Elohist — E*lo hist, n. The writer, or one of the writers, of the passages of the Old Testament, notably those of the Pentateuch, which are characterized by the use of Elohim instead of Jehovah, as the name of the Supreme Being; distinguished from… … The Collaborative International Dictionary of English
Elohist — [e′lō hist΄, e lō′hist] n. the unknown author of those parts of the Hebrew scriptures in which the name Elohim, instead of Yahweh (Jehovah), is used for God: see YAHWIST Elohistic [el΄ō his′tik] adj … English World dictionary
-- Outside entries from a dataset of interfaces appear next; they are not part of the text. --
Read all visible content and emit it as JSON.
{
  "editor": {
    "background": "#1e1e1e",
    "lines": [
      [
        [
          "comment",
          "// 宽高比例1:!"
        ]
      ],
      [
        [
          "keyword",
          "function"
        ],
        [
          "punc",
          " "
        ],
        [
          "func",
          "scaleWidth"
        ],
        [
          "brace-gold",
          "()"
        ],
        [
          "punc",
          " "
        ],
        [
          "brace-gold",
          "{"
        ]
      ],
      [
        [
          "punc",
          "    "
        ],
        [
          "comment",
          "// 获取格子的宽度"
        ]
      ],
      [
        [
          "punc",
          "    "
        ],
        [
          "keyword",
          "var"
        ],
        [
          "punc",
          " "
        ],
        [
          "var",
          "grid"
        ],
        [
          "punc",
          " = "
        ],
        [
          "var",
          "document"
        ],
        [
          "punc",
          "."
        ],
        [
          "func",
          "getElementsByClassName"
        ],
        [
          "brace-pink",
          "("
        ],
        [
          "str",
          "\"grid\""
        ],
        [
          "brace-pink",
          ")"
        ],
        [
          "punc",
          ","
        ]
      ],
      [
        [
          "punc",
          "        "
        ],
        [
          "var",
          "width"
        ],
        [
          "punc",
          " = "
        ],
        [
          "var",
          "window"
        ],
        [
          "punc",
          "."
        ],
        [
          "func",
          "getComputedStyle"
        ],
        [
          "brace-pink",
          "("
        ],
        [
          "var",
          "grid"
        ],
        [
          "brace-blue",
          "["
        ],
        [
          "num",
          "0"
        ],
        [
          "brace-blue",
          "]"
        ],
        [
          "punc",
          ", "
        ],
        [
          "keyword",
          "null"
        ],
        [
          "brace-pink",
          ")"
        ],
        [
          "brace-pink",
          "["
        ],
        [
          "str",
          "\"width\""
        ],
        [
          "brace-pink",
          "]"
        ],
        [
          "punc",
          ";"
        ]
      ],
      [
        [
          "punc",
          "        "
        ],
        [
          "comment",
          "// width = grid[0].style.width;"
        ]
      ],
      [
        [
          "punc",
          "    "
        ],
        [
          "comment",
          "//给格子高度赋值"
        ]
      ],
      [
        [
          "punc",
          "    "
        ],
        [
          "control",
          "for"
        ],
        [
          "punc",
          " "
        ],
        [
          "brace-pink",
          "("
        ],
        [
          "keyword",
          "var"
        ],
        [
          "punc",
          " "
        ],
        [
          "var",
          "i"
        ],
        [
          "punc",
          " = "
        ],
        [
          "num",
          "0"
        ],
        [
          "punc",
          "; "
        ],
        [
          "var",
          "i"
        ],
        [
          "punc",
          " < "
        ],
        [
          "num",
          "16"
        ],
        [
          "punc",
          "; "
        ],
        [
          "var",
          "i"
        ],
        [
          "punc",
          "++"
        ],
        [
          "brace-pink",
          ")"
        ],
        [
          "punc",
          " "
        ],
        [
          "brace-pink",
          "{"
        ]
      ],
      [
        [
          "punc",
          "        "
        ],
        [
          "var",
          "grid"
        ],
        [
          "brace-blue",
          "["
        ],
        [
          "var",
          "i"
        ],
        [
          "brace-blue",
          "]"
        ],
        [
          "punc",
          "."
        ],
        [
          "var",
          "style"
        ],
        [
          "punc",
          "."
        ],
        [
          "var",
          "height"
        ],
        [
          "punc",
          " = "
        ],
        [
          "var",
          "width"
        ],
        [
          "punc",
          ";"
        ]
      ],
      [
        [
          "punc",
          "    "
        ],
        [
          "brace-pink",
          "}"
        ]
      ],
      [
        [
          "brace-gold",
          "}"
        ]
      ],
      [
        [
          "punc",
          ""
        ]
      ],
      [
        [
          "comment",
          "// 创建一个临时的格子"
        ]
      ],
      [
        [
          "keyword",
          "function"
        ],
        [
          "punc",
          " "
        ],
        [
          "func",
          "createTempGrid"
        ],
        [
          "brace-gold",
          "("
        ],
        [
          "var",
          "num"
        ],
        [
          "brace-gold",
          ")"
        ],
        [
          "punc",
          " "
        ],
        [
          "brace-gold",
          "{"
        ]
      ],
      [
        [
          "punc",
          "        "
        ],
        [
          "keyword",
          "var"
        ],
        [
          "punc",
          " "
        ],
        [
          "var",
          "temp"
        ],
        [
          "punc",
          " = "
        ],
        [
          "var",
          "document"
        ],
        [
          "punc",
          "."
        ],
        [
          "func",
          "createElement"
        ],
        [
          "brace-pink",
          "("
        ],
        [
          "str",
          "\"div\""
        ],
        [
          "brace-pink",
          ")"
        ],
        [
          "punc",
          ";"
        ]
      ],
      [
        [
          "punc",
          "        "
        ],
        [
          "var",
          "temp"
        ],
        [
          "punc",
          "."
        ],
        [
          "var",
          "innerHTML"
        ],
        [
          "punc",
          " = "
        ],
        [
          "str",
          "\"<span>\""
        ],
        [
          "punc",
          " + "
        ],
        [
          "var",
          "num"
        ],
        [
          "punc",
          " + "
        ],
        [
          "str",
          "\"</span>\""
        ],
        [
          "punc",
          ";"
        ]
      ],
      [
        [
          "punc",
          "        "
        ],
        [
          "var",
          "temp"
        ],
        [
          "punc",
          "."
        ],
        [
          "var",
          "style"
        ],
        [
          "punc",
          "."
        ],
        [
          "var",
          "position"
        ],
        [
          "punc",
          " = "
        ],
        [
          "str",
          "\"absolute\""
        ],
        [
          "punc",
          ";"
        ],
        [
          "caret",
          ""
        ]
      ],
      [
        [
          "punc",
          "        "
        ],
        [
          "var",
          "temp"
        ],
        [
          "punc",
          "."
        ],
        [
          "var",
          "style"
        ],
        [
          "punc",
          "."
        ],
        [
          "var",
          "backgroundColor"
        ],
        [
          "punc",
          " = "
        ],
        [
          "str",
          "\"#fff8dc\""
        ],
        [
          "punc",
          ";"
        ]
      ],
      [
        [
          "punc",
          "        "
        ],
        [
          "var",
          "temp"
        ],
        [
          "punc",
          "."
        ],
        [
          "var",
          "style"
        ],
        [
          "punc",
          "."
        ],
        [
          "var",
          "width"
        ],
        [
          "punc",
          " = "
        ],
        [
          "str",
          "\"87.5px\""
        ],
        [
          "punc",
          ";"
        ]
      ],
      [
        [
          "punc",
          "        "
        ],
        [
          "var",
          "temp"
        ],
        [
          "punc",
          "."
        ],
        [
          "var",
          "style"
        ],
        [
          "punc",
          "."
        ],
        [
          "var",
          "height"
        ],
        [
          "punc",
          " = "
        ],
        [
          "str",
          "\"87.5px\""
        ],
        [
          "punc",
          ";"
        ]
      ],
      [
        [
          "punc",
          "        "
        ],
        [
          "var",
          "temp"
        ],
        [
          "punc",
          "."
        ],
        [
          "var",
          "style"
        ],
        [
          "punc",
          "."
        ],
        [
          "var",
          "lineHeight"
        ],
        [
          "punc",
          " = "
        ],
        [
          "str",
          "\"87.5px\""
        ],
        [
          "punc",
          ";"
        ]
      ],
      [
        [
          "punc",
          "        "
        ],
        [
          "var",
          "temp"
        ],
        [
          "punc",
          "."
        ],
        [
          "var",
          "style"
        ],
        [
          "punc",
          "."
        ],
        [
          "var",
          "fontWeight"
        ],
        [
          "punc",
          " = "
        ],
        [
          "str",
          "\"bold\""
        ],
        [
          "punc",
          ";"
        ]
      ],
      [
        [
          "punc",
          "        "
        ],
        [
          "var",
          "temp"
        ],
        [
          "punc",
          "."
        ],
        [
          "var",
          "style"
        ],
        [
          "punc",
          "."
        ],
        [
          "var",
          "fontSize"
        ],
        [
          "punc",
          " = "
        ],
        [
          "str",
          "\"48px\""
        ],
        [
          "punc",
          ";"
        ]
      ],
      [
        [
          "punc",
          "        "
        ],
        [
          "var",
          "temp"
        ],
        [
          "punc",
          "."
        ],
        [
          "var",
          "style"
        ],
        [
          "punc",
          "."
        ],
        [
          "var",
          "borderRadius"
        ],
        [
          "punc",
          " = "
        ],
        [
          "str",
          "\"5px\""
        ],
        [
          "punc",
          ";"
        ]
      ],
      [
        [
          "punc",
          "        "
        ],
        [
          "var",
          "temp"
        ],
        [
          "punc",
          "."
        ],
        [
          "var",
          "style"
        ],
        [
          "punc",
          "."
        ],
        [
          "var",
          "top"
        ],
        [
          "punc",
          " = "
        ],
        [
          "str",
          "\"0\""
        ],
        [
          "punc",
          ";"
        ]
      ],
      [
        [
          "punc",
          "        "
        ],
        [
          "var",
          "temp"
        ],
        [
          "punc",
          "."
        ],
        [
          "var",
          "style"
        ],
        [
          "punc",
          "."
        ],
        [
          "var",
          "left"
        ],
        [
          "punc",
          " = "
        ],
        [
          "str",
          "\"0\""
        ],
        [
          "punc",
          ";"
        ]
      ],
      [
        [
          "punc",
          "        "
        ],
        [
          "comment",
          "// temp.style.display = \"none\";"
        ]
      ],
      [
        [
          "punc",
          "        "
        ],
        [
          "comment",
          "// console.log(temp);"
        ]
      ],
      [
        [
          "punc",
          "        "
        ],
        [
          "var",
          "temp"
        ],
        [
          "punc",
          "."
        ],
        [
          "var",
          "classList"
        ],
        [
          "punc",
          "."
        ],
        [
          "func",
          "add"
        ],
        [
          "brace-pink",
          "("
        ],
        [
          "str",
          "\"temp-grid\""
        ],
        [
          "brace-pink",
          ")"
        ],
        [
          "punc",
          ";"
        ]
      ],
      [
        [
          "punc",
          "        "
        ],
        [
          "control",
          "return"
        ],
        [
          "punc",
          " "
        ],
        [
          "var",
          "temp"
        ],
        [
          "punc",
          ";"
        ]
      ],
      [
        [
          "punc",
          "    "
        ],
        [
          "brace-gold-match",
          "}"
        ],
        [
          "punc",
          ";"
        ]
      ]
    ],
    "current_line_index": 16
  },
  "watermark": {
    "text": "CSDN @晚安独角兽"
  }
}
Elohist — Der Begriff Elohist (abgekürzt: E) bezeichnet in der historisch kritischen Bibelwissenschaft den hypothetischen Autor einer der Quellenschriften, die in den fünf Büchern Mose, dem so genannten Pentateuch, verarbeitet worden sein sollen. Die… … Deutsch Wikipedia
Elohist — Elohistic, adj. /e loh hist, el oh /, n. a writer of one of the major sources of the Hexateuch, in which God is characteristically referred to as Elohim rather than Yahweh. Cf. Yahwist. [1860 65; < Heb eloah God + IST] * * * … Universalium
Elohist — Elohịst der, en, Bezeichnung für eine biblische Quellenschrift im Pentateuch … Universal-Lexikon
ELOHIST — a name given by the critics to the presumed author of the earlier part of the Pentateuch, whose work in it they allege is distinguished by the use of the word Elohim for God; he is to be distinguished from the Jehovist, the presumed author of… … The Nuttall Encyclopaedia
Elohist — Elo|hist der; en <zu ↑...ist> eine der Quellenschriften des ↑Pentateuchs (nach ihrem Gebrauch von 1Elohim für Gott); vgl. ↑Jahwist … Das große Fremdwörterbuch
ELOHIST — term used by scholars of the HEBREW BIBLE to refer to the literary TRADITION within the text which is believed to be characterized by the use of Elohim as a name for GOD … Concise dictionary of Religion
elohist — elo·hist … English syllables
Elohist — E•lo•hist [[t]ɛˈloʊ hɪst, ˈɛl oʊ [/t]] n. jud bib a writer of one of the major sources of the Hexateuch, in which God is characteristically referred to as Elohim rather than Yahweh Compare Yahwist • Etymology: 1860–65 El o•his′tic, adj … From formal English to slang